* [Required work]: Set down each line of the data below exactly as it stands, dropping the pictures.

=======

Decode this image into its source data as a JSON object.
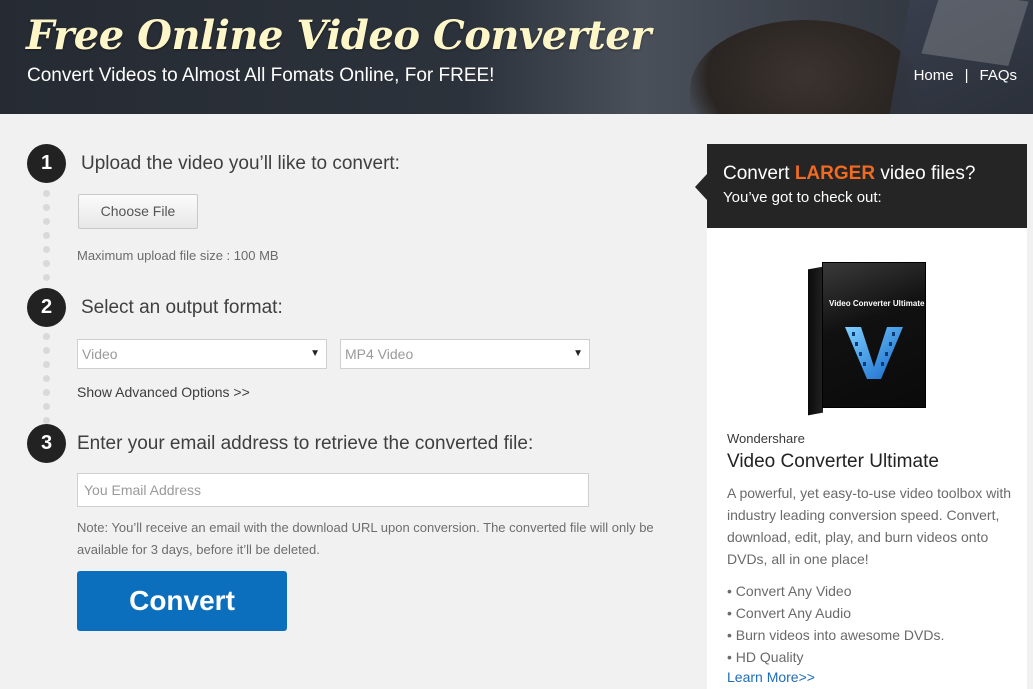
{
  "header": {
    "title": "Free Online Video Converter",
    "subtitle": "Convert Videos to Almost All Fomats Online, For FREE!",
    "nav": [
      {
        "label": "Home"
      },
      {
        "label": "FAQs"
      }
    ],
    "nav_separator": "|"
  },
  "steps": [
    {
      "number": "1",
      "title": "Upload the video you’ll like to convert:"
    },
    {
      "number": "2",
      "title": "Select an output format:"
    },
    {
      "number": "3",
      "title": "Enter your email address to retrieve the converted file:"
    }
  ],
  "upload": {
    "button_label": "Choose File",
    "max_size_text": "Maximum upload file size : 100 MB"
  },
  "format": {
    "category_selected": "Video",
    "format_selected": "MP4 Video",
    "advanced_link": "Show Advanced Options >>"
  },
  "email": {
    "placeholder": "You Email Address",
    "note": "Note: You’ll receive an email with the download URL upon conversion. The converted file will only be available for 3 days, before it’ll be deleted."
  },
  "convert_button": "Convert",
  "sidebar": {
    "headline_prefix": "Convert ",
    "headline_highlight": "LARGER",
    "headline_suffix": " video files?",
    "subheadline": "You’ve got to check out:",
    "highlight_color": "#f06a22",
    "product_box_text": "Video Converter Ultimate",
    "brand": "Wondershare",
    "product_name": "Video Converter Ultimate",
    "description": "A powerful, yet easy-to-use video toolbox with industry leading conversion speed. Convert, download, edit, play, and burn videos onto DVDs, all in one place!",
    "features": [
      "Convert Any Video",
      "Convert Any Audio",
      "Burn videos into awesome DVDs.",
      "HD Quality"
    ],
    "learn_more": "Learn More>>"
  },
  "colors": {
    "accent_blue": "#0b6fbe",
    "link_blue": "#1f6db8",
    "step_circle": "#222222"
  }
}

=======

* [Written response]:
Decode this image into its source data as a JSON object.
{
  "header": {
    "title": "Free Online Video Converter",
    "subtitle": "Convert Videos to Almost All Fomats Online, For FREE!",
    "nav": [
      {
        "label": "Home"
      },
      {
        "label": "FAQs"
      }
    ],
    "nav_separator": "|"
  },
  "steps": [
    {
      "number": "1",
      "title": "Upload the video you’ll like to convert:"
    },
    {
      "number": "2",
      "title": "Select an output format:"
    },
    {
      "number": "3",
      "title": "Enter your email address to retrieve the converted file:"
    }
  ],
  "upload": {
    "button_label": "Choose File",
    "max_size_text": "Maximum upload file size : 100 MB"
  },
  "format": {
    "category_selected": "Video",
    "format_selected": "MP4 Video",
    "advanced_link": "Show Advanced Options >>"
  },
  "email": {
    "placeholder": "You Email Address",
    "note": "Note: You’ll receive an email with the download URL upon conversion. The converted file will only be available for 3 days, before it’ll be deleted."
  },
  "convert_button": "Convert",
  "sidebar": {
    "headline_prefix": "Convert ",
    "headline_highlight": "LARGER",
    "headline_suffix": " video files?",
    "subheadline": "You’ve got to check out:",
    "highlight_color": "#f06a22",
    "product_box_text": "Video Converter Ultimate",
    "brand": "Wondershare",
    "product_name": "Video Converter Ultimate",
    "description": "A powerful, yet easy-to-use video toolbox with industry leading conversion speed. Convert, download, edit, play, and burn videos onto DVDs, all in one place!",
    "features": [
      "Convert Any Video",
      "Convert Any Audio",
      "Burn videos into awesome DVDs.",
      "HD Quality"
    ],
    "learn_more": "Learn More>>"
  },
  "colors": {
    "accent_blue": "#0b6fbe",
    "link_blue": "#1f6db8",
    "step_circle": "#222222"
  }
}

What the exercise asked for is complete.